The Institute of Hotel Management, Catering Technology and Applied Nutrition, Mumbai, the first-of-its-kind in South East Asia, was founded in the year 1954 by the All India Women’s Central Food Council (AIWCFC) under the leadership of Late Lilavati Munshi. With the help of courageous women like Homi J.H. Taleyarkhan and Leela N. Jog, late Lilavati Munshi founded AIWCFC, which opened a chain of Annapoornas (restaurants) across the country, primarily in metropolises. Hence, IHM Mumbai, was founded

Even in the West, hotel administration and catering technology were still a young discipline in those days; in fact, Cornell University's School of Hotel Administration bifurcated from the Department of Home Economics as a separate faculty only in 1954. Late P.C. Rajpal, deputed from Tea Board of India, under the sponsorship of FAO became the first Principal of the institute. Later, at the request of Lilavati Munshi through the Ministry of Food and Agriculture, Department of food, Late Belfield Smith of the U.K., one of the founder members of Hotel Catering and Institutional Management Association, U.K., was assigned as an expert to India by Food and Agricultural Organisation of the United Nations. In March 1956, Belfield Smith took over as the Principal. Since then there has been no looking back.

There were only six students when classes commenced in 1954 at Bhavan’s College Campus, Andheri. The three-year Diploma Programme in Hotel Management & Catering Technology was started in 1958, recognised by the Directorate of Technical Education, Maharashtra. The institute later shifted to its own separate campus in Dadar built on the land leased by the state government. With Thangam E. Philip as its Principal, the growth of the institute was spectacular with funds coming from the state and central government. The central government took over the total financial responsibility in 1979. Three more regional institutes were established in 1963 in New Delhi, Calcutta and Chennai. Hence, the first Food Craft Institute was opened in Kalamassery and, thereafter, more institutes were opened in different states.

This situation persisted until 1980, when Haryana and Uttar Pradesh, launched diploma programmes in hotel management in Panipat and Lucknow, respectively. In 1982, the National Council for Hotel Management was established, and central IHMs were transferred from the Ministry of Tourism to the Ministry of Agriculture. The Ministry of Tourism felt that the strength of central IHM and Food Craft Institute was inadequate, so they devised a way of absorbing Food Craft institutes and upgrading them to central IHM. From 1980 to 1990, several Food Craft institutes were upgraded as central IHMs, with two new central IHMs opening in Thiruvananthapuram and Chandigarh, bringing

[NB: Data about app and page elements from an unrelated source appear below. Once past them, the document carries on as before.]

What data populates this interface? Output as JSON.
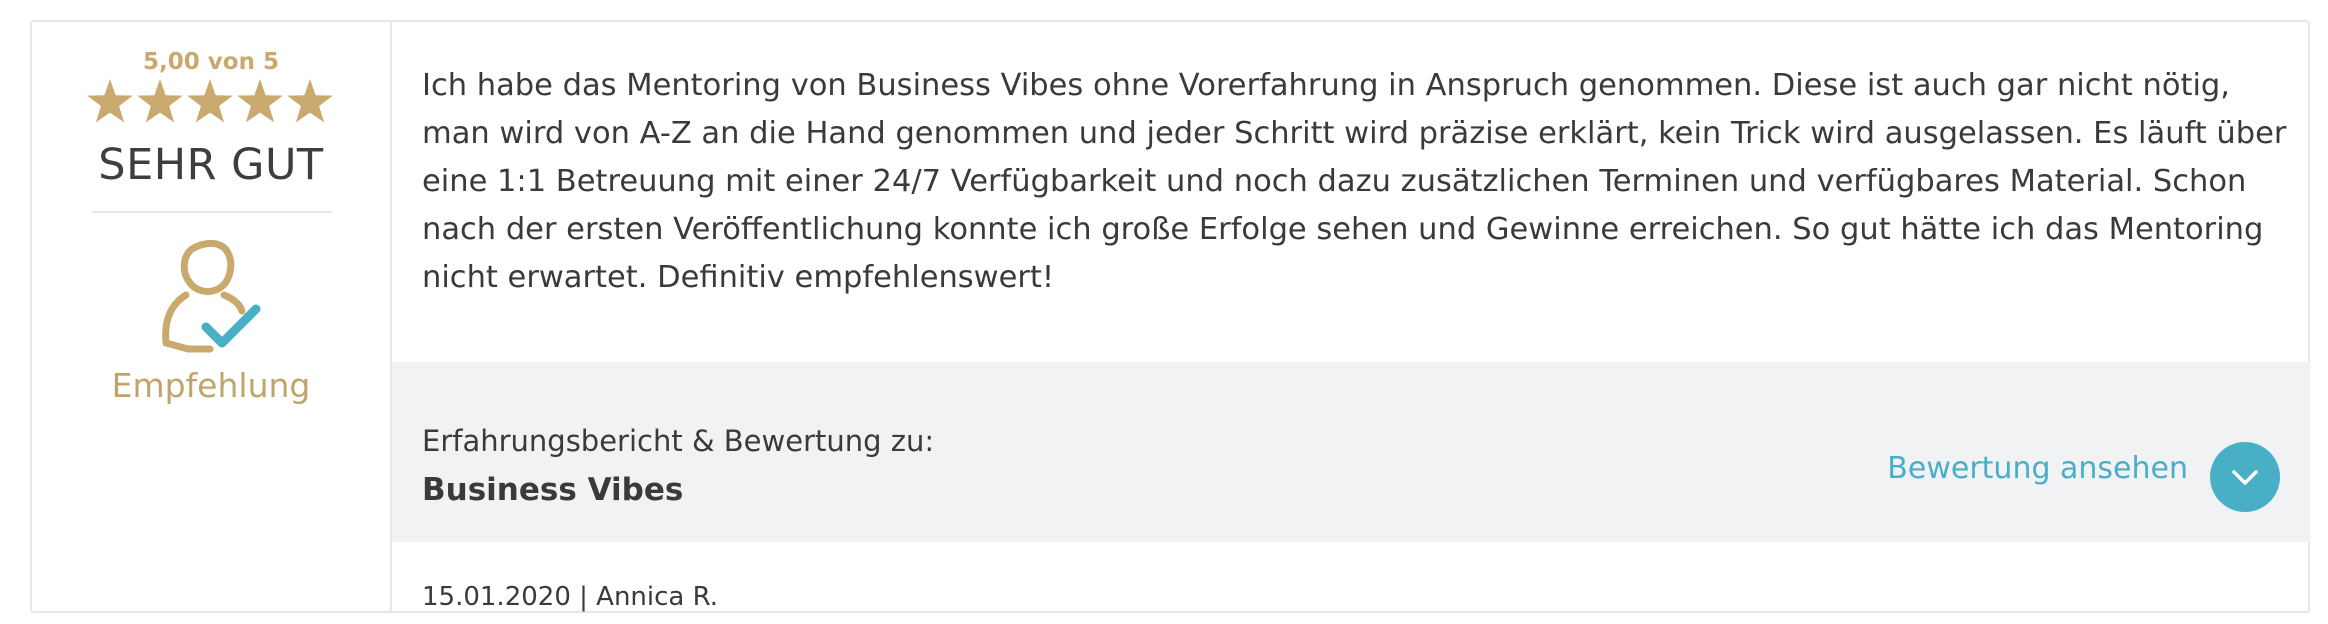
{
  "rating": {
    "score_text": "5,00 von 5",
    "stars": 5,
    "verdict": "SEHR GUT",
    "badge_label": "Empfehlung"
  },
  "review": {
    "text": "Ich habe das Mentoring von Business Vibes ohne Vorerfahrung in Anspruch genommen. Diese ist auch gar nicht nötig, man wird von A-Z an die Hand genommen und jeder Schritt wird präzise erklärt, kein Trick wird ausgelassen. Es läuft über eine 1:1 Betreuung mit einer 24/7 Verfügbarkeit und noch dazu zusätzlichen Terminen und verfügbares Material. Schon nach der ersten Veröffentlichung konnte ich große Erfolge sehen und Gewinne erreichen. So gut hätte ich das Mentoring nicht erwartet. Definitiv empfehlenswert!"
  },
  "subject": {
    "label": "Erfahrungsbericht & Bewertung zu:",
    "product": "Business Vibes",
    "link_label": "Bewertung ansehen"
  },
  "meta": {
    "date_author": "15.01.2020 | Annica R."
  },
  "colors": {
    "gold": "#c9a96e",
    "accent_blue": "#48afc7",
    "panel_gray": "#f1f2f3"
  }
}
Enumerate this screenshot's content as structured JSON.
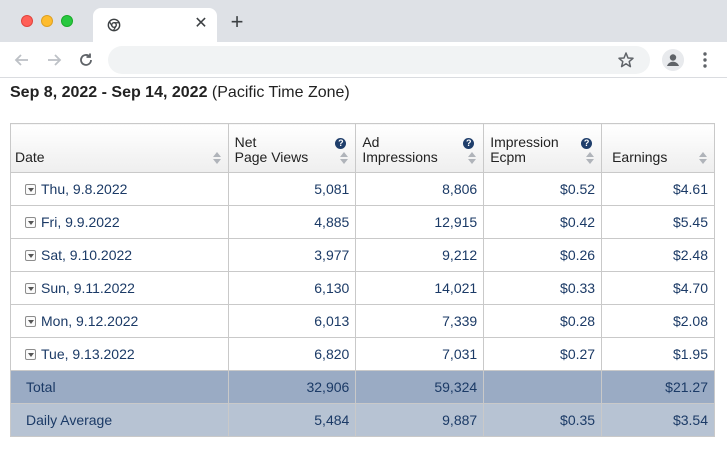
{
  "browser": {
    "new_tab_glyph": "+",
    "close_glyph": "✕",
    "address_value": ""
  },
  "report": {
    "date_range": "Sep 8, 2022 - Sep 14, 2022",
    "timezone": "(Pacific Time Zone)",
    "columns": {
      "date": "Date",
      "net_page_views_1": "Net",
      "net_page_views_2": "Page Views",
      "ad_impressions_1": "Ad",
      "ad_impressions_2": "Impressions",
      "ecpm_1": "Impression",
      "ecpm_2": "Ecpm",
      "earnings": "Earnings"
    },
    "rows": [
      {
        "date": "Thu, 9.8.2022",
        "views": "5,081",
        "impressions": "8,806",
        "ecpm": "$0.52",
        "earnings": "$4.61"
      },
      {
        "date": "Fri, 9.9.2022",
        "views": "4,885",
        "impressions": "12,915",
        "ecpm": "$0.42",
        "earnings": "$5.45"
      },
      {
        "date": "Sat, 9.10.2022",
        "views": "3,977",
        "impressions": "9,212",
        "ecpm": "$0.26",
        "earnings": "$2.48"
      },
      {
        "date": "Sun, 9.11.2022",
        "views": "6,130",
        "impressions": "14,021",
        "ecpm": "$0.33",
        "earnings": "$4.70"
      },
      {
        "date": "Mon, 9.12.2022",
        "views": "6,013",
        "impressions": "7,339",
        "ecpm": "$0.28",
        "earnings": "$2.08"
      },
      {
        "date": "Tue, 9.13.2022",
        "views": "6,820",
        "impressions": "7,031",
        "ecpm": "$0.27",
        "earnings": "$1.95"
      }
    ],
    "total": {
      "label": "Total",
      "views": "32,906",
      "impressions": "59,324",
      "ecpm": "",
      "earnings": "$21.27"
    },
    "average": {
      "label": "Daily Average",
      "views": "5,484",
      "impressions": "9,887",
      "ecpm": "$0.35",
      "earnings": "$3.54"
    }
  }
}
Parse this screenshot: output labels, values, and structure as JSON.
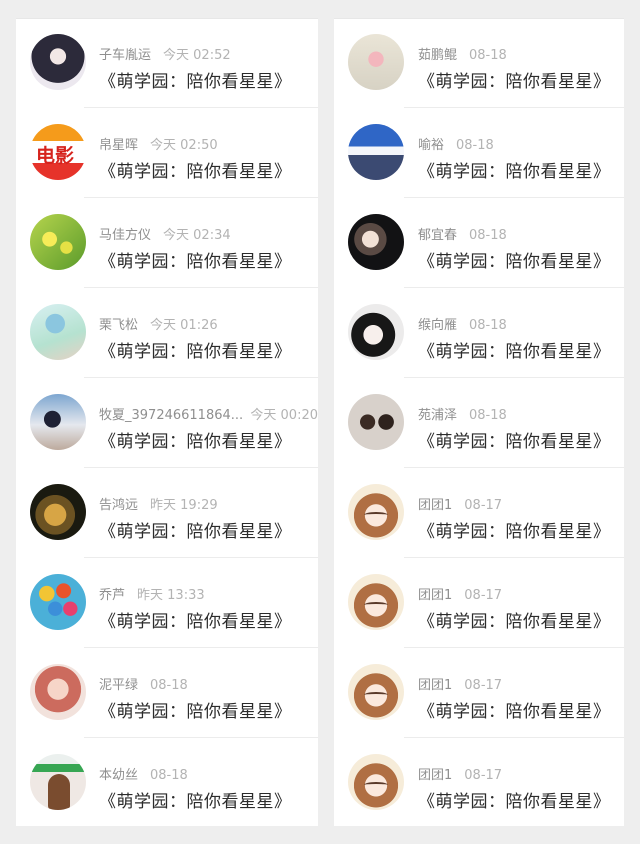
{
  "left": [
    {
      "name": "子车胤运",
      "time": "今天 02:52",
      "message": "《萌学园：陪你看星星》",
      "avatar_icon": "girl-dark-avatar"
    },
    {
      "name": "帛星晖",
      "time": "今天 02:50",
      "message": "《萌学园：陪你看星星》",
      "avatar_icon": "movie-logo-avatar",
      "avatar_text": "电影"
    },
    {
      "name": "马佳方仪",
      "time": "今天 02:34",
      "message": "《萌学园：陪你看星星》",
      "avatar_icon": "flowers-avatar"
    },
    {
      "name": "栗飞松",
      "time": "今天 01:26",
      "message": "《萌学园：陪你看星星》",
      "avatar_icon": "umbrella-avatar"
    },
    {
      "name": "牧夏_397246611864...",
      "time": "今天 00:20",
      "message": "《萌学园：陪你看星星》",
      "avatar_icon": "couple-avatar"
    },
    {
      "name": "告鸿远",
      "time": "昨天 19:29",
      "message": "《萌学园：陪你看星星》",
      "avatar_icon": "gold-ornament-avatar"
    },
    {
      "name": "乔芦",
      "time": "昨天 13:33",
      "message": "《萌学园：陪你看星星》",
      "avatar_icon": "balloons-avatar"
    },
    {
      "name": "泥平绿",
      "time": "08-18",
      "message": "《萌学园：陪你看星星》",
      "avatar_icon": "horse-avatar"
    },
    {
      "name": "本幼丝",
      "time": "08-18",
      "message": "《萌学园：陪你看星星》",
      "avatar_icon": "singer-avatar"
    }
  ],
  "right": [
    {
      "name": "茹鹏鲲",
      "time": "08-18",
      "message": "《萌学园：陪你看星星》",
      "avatar_icon": "rose-avatar"
    },
    {
      "name": "喻裕",
      "time": "08-18",
      "message": "《萌学园：陪你看星星》",
      "avatar_icon": "snow-mountain-avatar"
    },
    {
      "name": "郁宜春",
      "time": "08-18",
      "message": "《萌学园：陪你看星星》",
      "avatar_icon": "dark-portrait-avatar"
    },
    {
      "name": "缑向雁",
      "time": "08-18",
      "message": "《萌学园：陪你看星星》",
      "avatar_icon": "bw-girl-avatar"
    },
    {
      "name": "苑浦泽",
      "time": "08-18",
      "message": "《萌学园：陪你看星星》",
      "avatar_icon": "kids-avatar"
    },
    {
      "name": "团团1",
      "time": "08-17",
      "message": "《萌学园：陪你看星星》",
      "avatar_icon": "anime-girl-avatar"
    },
    {
      "name": "团团1",
      "time": "08-17",
      "message": "《萌学园：陪你看星星》",
      "avatar_icon": "anime-girl-avatar"
    },
    {
      "name": "团团1",
      "time": "08-17",
      "message": "《萌学园：陪你看星星》",
      "avatar_icon": "anime-girl-avatar"
    },
    {
      "name": "团团1",
      "time": "08-17",
      "message": "《萌学园：陪你看星星》",
      "avatar_icon": "anime-girl-avatar"
    }
  ]
}
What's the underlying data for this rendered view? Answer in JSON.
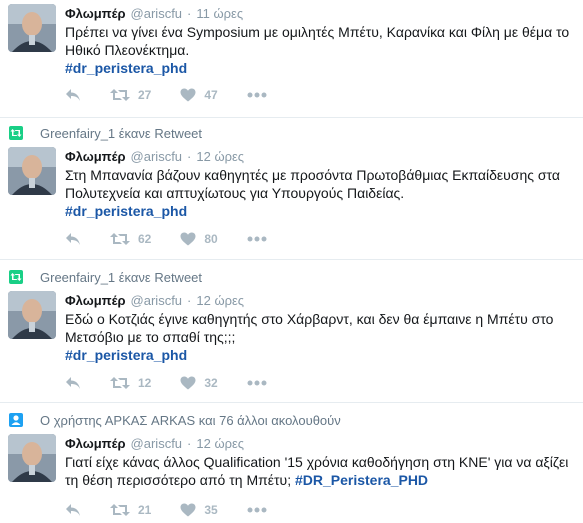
{
  "tweets": [
    {
      "context": null,
      "name": "Φλωμπέρ",
      "handle": "@ariscfu",
      "time": "11 ώρες",
      "text_parts": [
        "Πρέπει να γίνει ένα Symposium με ομιλητές Μπέτυ, Καρανίκα και Φίλη με θέμα το Ηθικό Πλεονέκτημα."
      ],
      "hashtag": "#dr_peristera_phd",
      "retweets": "27",
      "likes": "47"
    },
    {
      "context": {
        "icon": "retweet-icon",
        "text": "Greenfairy_1 έκανε Retweet"
      },
      "name": "Φλωμπέρ",
      "handle": "@ariscfu",
      "time": "12 ώρες",
      "text_parts": [
        "Στη Μπανανία βάζουν καθηγητές με προσόντα Πρωτοβάθμιας Εκπαίδευσης στα Πολυτεχνεία και απτυχίωτους για Υπουργούς Παιδείας."
      ],
      "hashtag": "#dr_peristera_phd",
      "retweets": "62",
      "likes": "80"
    },
    {
      "context": {
        "icon": "retweet-icon",
        "text": "Greenfairy_1 έκανε Retweet"
      },
      "name": "Φλωμπέρ",
      "handle": "@ariscfu",
      "time": "12 ώρες",
      "text_parts": [
        "Εδώ ο Κοτζιάς έγινε καθηγητής στο Χάρβαρντ, και δεν θα έμπαινε η Μπέτυ στο Μετσόβιο με το σπαθί της;;;"
      ],
      "hashtag": "#dr_peristera_phd",
      "retweets": "12",
      "likes": "32"
    },
    {
      "context": {
        "icon": "follow-icon",
        "text": "Ο χρήστης ΑΡΚΑΣ ARKAS και 76 άλλοι ακολουθούν"
      },
      "name": "Φλωμπέρ",
      "handle": "@ariscfu",
      "time": "12 ώρες",
      "text_parts": [
        "Γιατί είχε κάνας άλλος Qualification '15 χρόνια καθοδήγηση στη ΚΝΕ' για να αξίζει τη θέση περισσότερο από τη Μπέτυ;"
      ],
      "hashtag": "#DR_Peristera_PHD",
      "retweets": "21",
      "likes": "35"
    }
  ],
  "colors": {
    "accent": "#1b57a6",
    "retweet_context": "#19cf86",
    "muted": "#8899a6",
    "action": "#aab8c2"
  }
}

The total number of central IHMs to 18, and three more central IHMs opening in Gurdaspur, Gwalior, and Shillong, bringing the total number to 21. These institutes offered a Diploma in Hotel Management as well as a Diploma in Hotel Operational areas, thereby training and providing manpower for managerial, supervisory, and entry-level positions in hotels, restaurants, and related industries.

During the globalisation era in the 90s, the Indian government opened the doors for private IHMs by obtaining AICTE approval, and within a few years, several private IHMs with AICTE license and affiliation with state universities began operating. It led to the addition of numerous private IHMs. It improved the quality of training provided in these insititutes. With the backing of Taj Group of Hotels, two private institutes, Welcome Group Institute of Hotel Management Manipal and Institute of Hotel Management Aurangabad, established themselves and maintained a higher standard of hospitality education. Since 2000, MoT has launched a centrally-sponsored scheme to provide one-time infrastructural financial support to prospective SIHMs, and there are currently 29 state IHMs and 21 central IHMs in the government sector.

Extra-curricular activities that are absent in online method are a huge concern

We must understand that existing IHMs are not business schools like those in the U.S. or Europe, but rather institutes that impart managerial input with a focus on hotel operations subjects in order to train thousands of students for management training programmes, supervisory positions, and entry-level positions in hotels, restaurants, and related industries solely on the basis of their attitude, personality, communication, knowledge, and skill. All of these institutes were imparting knowledge and skill in physical mode until March 2020, but after the COVID wave, the entire teaching and learning was disrupted. All stakeholders used online teaching and learning tools, with which theoretical knowledge was effectively imparted. But skill imparting was severely harmed, and we are still searching for and implementing the best possible modes. Curriculum, in my opinion, is only one component of education, whereas co-curricular activities like seminars, discussions, peer group learning, and extra-curricular activities, all of which are currently unavailable in the online method, are a huge concern. While designing our curriculum and other learning activities for holistic development of students, not only for the hospitality sector but also for society as a whole, we must seriously consider these components in NEP-2020.

Arun Kumar Singh

Arun Kumar Singh